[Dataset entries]
-- Opening Marker --
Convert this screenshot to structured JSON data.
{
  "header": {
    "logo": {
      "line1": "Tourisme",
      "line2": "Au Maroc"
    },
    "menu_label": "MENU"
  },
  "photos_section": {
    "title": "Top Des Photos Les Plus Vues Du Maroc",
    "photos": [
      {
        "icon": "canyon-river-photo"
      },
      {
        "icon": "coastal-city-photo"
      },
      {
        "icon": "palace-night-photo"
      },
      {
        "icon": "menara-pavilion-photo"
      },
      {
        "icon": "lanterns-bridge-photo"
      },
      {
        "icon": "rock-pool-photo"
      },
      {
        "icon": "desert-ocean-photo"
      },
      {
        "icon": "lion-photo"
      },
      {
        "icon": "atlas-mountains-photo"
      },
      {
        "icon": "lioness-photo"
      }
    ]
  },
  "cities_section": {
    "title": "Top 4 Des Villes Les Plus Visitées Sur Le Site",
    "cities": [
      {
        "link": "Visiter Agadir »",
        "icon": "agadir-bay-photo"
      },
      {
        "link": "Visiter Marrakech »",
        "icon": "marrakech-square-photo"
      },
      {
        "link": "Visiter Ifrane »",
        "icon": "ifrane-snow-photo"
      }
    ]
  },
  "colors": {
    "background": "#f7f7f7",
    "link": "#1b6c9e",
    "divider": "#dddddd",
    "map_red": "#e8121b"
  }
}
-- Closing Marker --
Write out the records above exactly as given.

OUTPUT
Convert this screenshot to structured JSON data.
{
  "header": {
    "logo": {
      "line1": "Tourisme",
      "line2": "Au Maroc"
    },
    "menu_label": "MENU"
  },
  "photos_section": {
    "title": "Top Des Photos Les Plus Vues Du Maroc",
    "photos": [
      {
        "icon": "canyon-river-photo"
      },
      {
        "icon": "coastal-city-photo"
      },
      {
        "icon": "palace-night-photo"
      },
      {
        "icon": "menara-pavilion-photo"
      },
      {
        "icon": "lanterns-bridge-photo"
      },
      {
        "icon": "rock-pool-photo"
      },
      {
        "icon": "desert-ocean-photo"
      },
      {
        "icon": "lion-photo"
      },
      {
        "icon": "atlas-mountains-photo"
      },
      {
        "icon": "lioness-photo"
      }
    ]
  },
  "cities_section": {
    "title": "Top 4 Des Villes Les Plus Visitées Sur Le Site",
    "cities": [
      {
        "link": "Visiter Agadir »",
        "icon": "agadir-bay-photo"
      },
      {
        "link": "Visiter Marrakech »",
        "icon": "marrakech-square-photo"
      },
      {
        "link": "Visiter Ifrane »",
        "icon": "ifrane-snow-photo"
      }
    ]
  },
  "colors": {
    "background": "#f7f7f7",
    "link": "#1b6c9e",
    "divider": "#dddddd",
    "map_red": "#e8121b"
  }
}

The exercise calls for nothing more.